___ Records ___

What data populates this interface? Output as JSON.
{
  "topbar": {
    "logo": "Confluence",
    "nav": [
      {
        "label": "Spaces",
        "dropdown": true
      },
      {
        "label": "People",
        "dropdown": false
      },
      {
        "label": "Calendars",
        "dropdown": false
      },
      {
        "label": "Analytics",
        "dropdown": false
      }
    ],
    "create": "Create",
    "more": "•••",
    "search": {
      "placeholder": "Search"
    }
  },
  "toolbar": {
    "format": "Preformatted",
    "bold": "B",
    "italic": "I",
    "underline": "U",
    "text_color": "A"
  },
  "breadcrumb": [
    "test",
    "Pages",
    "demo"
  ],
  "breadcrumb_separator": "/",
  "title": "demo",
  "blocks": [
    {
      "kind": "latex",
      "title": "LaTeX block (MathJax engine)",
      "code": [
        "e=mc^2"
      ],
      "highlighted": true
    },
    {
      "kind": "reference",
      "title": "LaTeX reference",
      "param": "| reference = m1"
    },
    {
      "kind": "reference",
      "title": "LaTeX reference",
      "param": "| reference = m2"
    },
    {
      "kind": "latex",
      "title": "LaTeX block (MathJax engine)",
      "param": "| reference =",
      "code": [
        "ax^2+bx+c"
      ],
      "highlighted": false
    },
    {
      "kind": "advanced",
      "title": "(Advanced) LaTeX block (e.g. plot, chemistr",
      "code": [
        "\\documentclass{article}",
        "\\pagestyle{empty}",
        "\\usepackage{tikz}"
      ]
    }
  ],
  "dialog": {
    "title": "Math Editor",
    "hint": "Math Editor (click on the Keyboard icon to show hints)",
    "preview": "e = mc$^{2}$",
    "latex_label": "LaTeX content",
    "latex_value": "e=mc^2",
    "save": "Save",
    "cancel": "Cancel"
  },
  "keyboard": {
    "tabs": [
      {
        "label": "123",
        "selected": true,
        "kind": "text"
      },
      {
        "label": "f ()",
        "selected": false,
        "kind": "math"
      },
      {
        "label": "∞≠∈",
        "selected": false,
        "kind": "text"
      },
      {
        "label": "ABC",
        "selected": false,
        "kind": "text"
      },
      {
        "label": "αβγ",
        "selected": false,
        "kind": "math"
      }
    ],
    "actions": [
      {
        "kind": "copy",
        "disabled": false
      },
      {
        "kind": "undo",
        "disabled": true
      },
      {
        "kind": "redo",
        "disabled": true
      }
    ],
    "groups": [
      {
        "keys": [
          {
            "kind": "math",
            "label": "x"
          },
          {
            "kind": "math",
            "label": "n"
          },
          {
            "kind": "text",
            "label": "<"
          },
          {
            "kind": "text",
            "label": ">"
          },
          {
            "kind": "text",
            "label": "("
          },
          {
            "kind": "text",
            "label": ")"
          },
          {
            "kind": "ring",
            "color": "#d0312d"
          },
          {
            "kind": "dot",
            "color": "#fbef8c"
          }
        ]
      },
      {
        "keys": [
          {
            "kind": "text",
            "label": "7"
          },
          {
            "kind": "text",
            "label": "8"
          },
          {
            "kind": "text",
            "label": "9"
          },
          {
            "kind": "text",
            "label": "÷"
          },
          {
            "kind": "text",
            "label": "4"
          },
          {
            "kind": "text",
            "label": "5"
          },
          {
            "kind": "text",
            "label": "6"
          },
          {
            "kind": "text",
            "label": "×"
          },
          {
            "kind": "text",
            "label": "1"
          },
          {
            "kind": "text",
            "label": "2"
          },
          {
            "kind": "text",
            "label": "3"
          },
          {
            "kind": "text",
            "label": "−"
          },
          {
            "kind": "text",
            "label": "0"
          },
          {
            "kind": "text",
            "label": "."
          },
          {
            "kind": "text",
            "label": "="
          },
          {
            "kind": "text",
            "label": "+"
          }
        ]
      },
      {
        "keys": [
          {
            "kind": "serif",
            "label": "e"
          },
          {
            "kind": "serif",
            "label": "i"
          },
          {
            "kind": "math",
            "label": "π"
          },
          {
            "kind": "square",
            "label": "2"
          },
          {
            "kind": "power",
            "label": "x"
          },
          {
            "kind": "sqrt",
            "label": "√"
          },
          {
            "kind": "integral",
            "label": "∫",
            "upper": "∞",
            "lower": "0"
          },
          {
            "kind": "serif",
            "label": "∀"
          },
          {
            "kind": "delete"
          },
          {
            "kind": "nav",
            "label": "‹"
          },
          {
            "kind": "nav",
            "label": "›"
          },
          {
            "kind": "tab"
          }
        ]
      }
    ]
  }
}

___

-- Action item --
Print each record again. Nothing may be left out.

-- Answer to this problem --
What data populates this interface? Output as JSON.
{
  "topbar": {
    "logo": "Confluence",
    "nav": [
      {
        "label": "Spaces",
        "dropdown": true
      },
      {
        "label": "People",
        "dropdown": false
      },
      {
        "label": "Calendars",
        "dropdown": false
      },
      {
        "label": "Analytics",
        "dropdown": false
      }
    ],
    "create": "Create",
    "more": "•••",
    "search": {
      "placeholder": "Search"
    }
  },
  "toolbar": {
    "format": "Preformatted",
    "bold": "B",
    "italic": "I",
    "underline": "U",
    "text_color": "A"
  },
  "breadcrumb": [
    "test",
    "Pages",
    "demo"
  ],
  "breadcrumb_separator": "/",
  "title": "demo",
  "blocks": [
    {
      "kind": "latex",
      "title": "LaTeX block (MathJax engine)",
      "code": [
        "e=mc^2"
      ],
      "highlighted": true
    },
    {
      "kind": "reference",
      "title": "LaTeX reference",
      "param": "| reference = m1"
    },
    {
      "kind": "reference",
      "title": "LaTeX reference",
      "param": "| reference = m2"
    },
    {
      "kind": "latex",
      "title": "LaTeX block (MathJax engine)",
      "param": "| reference =",
      "code": [
        "ax^2+bx+c"
      ],
      "highlighted": false
    },
    {
      "kind": "advanced",
      "title": "(Advanced) LaTeX block (e.g. plot, chemistr",
      "code": [
        "\\documentclass{article}",
        "\\pagestyle{empty}",
        "\\usepackage{tikz}"
      ]
    }
  ],
  "dialog": {
    "title": "Math Editor",
    "hint": "Math Editor (click on the Keyboard icon to show hints)",
    "preview": "e = mc$^{2}$",
    "latex_label": "LaTeX content",
    "latex_value": "e=mc^2",
    "save": "Save",
    "cancel": "Cancel"
  },
  "keyboard": {
    "tabs": [
      {
        "label": "123",
        "selected": true,
        "kind": "text"
      },
      {
        "label": "f ()",
        "selected": false,
        "kind": "math"
      },
      {
        "label": "∞≠∈",
        "selected": false,
        "kind": "text"
      },
      {
        "label": "ABC",
        "selected": false,
        "kind": "text"
      },
      {
        "label": "αβγ",
        "selected": false,
        "kind": "math"
      }
    ],
    "actions": [
      {
        "kind": "copy",
        "disabled": false
      },
      {
        "kind": "undo",
        "disabled": true
      },
      {
        "kind": "redo",
        "disabled": true
      }
    ],
    "groups": [
      {
        "keys": [
          {
            "kind": "math",
            "label": "x"
          },
          {
            "kind": "math",
            "label": "n"
          },
          {
            "kind": "text",
            "label": "<"
          },
          {
            "kind": "text",
            "label": ">"
          },
          {
            "kind": "text",
            "label": "("
          },
          {
            "kind": "text",
            "label": ")"
          },
          {
            "kind": "ring",
            "color": "#d0312d"
          },
          {
            "kind": "dot",
            "color": "#fbef8c"
          }
        ]
      },
      {
        "keys": [
          {
            "kind": "text",
            "label": "7"
          },
          {
            "kind": "text",
            "label": "8"
          },
          {
            "kind": "text",
            "label": "9"
          },
          {
            "kind": "text",
            "label": "÷"
          },
          {
            "kind": "text",
            "label": "4"
          },
          {
            "kind": "text",
            "label": "5"
          },
          {
            "kind": "text",
            "label": "6"
          },
          {
            "kind": "text",
            "label": "×"
          },
          {
            "kind": "text",
            "label": "1"
          },
          {
            "kind": "text",
            "label": "2"
          },
          {
            "kind": "text",
            "label": "3"
          },
          {
            "kind": "text",
            "label": "−"
          },
          {
            "kind": "text",
            "label": "0"
          },
          {
            "kind": "text",
            "label": "."
          },
          {
            "kind": "text",
            "label": "="
          },
          {
            "kind": "text",
            "label": "+"
          }
        ]
      },
      {
        "keys": [
          {
            "kind": "serif",
            "label": "e"
          },
          {
            "kind": "serif",
            "label": "i"
          },
          {
            "kind": "math",
            "label": "π"
          },
          {
            "kind": "square",
            "label": "2"
          },
          {
            "kind": "power",
            "label": "x"
          },
          {
            "kind": "sqrt",
            "label": "√"
          },
          {
            "kind": "integral",
            "label": "∫",
            "upper": "∞",
            "lower": "0"
          },
          {
            "kind": "serif",
            "label": "∀"
          },
          {
            "kind": "delete"
          },
          {
            "kind": "nav",
            "label": "‹"
          },
          {
            "kind": "nav",
            "label": "›"
          },
          {
            "kind": "tab"
          }
        ]
      }
    ]
  }
}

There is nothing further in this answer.